▶ [Exercise brief]:
Search the entries for the word "Favoritter" and return every line where it is found.
────
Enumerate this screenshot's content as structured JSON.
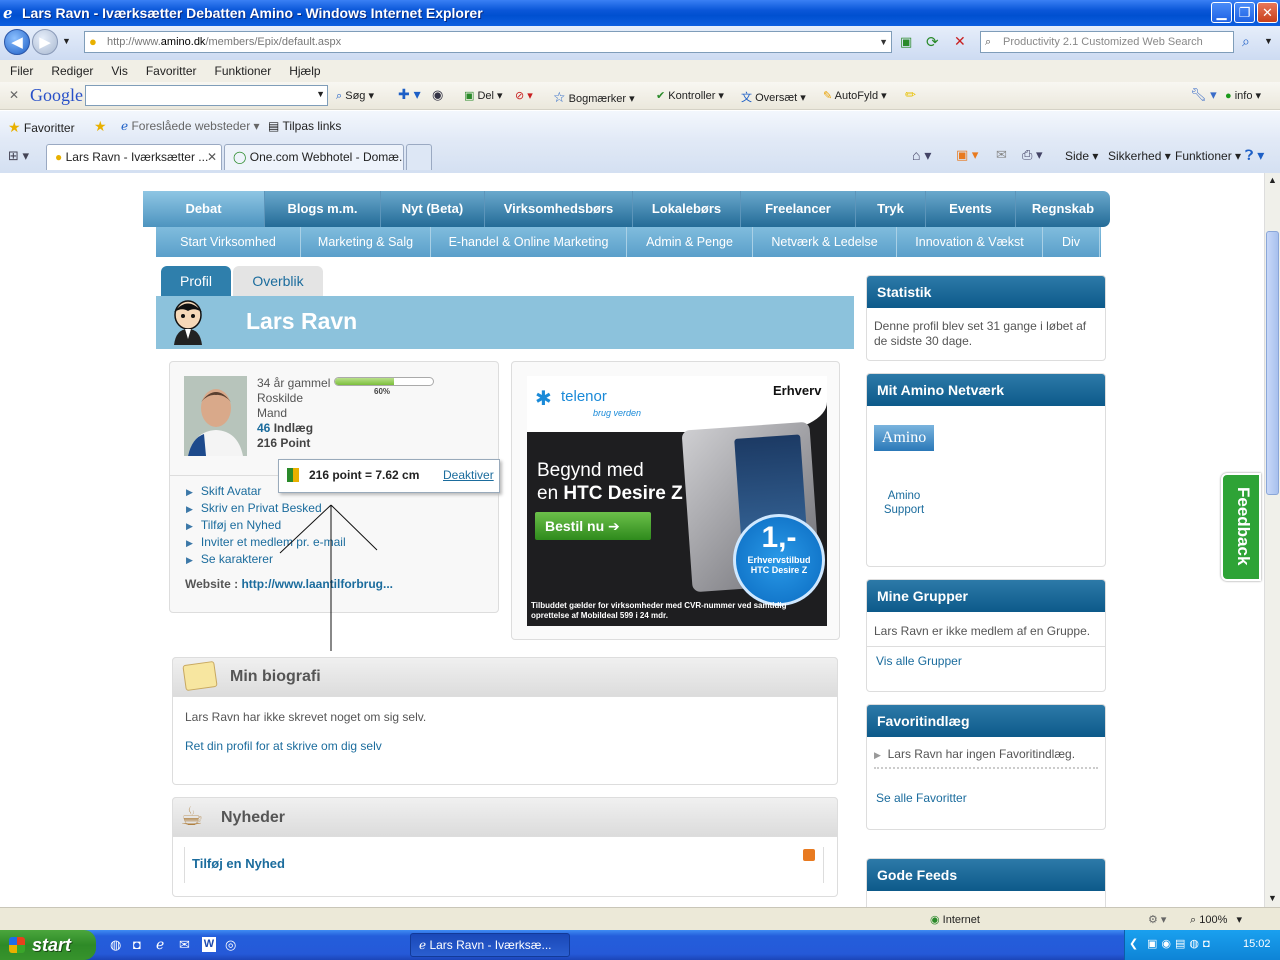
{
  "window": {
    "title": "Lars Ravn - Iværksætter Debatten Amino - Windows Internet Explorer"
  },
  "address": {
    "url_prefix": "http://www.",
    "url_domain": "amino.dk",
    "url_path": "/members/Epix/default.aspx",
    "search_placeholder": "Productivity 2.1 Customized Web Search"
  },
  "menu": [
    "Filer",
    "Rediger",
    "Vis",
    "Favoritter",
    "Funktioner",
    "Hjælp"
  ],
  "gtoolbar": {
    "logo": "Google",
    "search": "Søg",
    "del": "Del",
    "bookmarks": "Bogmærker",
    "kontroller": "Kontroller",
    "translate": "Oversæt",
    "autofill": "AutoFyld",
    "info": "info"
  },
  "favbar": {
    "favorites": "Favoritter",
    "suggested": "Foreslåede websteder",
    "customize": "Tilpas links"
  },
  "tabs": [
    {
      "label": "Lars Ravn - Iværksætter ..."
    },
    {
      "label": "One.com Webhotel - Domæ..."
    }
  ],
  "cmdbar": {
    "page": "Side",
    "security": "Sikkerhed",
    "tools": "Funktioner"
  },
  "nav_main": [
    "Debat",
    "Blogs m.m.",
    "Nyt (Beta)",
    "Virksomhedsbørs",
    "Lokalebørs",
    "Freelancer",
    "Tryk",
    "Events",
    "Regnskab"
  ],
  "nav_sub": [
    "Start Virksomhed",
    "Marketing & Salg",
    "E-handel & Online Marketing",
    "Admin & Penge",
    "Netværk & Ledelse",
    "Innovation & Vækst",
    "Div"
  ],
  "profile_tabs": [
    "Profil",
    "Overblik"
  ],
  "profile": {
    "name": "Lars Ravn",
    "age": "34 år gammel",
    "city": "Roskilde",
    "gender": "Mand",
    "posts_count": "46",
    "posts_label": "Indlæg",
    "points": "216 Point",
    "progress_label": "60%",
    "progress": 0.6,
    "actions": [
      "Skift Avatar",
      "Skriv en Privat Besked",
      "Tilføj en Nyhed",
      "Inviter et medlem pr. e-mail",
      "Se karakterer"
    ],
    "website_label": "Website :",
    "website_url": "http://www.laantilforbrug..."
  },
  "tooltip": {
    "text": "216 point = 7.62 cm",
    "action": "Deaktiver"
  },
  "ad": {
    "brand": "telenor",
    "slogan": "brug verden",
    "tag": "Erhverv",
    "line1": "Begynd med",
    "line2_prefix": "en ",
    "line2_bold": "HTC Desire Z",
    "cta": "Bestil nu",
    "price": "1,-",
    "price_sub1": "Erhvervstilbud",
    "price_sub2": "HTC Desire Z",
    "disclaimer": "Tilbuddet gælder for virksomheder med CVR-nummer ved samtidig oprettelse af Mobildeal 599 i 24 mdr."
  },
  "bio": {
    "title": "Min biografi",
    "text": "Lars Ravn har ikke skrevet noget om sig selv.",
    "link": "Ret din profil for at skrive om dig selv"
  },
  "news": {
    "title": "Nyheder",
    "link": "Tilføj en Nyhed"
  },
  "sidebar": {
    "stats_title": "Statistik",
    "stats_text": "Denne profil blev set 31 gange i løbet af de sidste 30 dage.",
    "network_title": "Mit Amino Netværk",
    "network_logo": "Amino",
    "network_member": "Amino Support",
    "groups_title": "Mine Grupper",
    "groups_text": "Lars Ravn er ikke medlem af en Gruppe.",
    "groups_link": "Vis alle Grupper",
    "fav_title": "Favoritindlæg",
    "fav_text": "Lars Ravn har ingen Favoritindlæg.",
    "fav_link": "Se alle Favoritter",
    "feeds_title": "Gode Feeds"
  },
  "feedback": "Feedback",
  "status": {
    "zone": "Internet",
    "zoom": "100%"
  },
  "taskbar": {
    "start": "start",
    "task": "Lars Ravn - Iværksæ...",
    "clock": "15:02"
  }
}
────
▶ [Response area]:
    "Favoritter",
    "favorites": "Favoritter",
    "fav_link": "Se alle Favoritter",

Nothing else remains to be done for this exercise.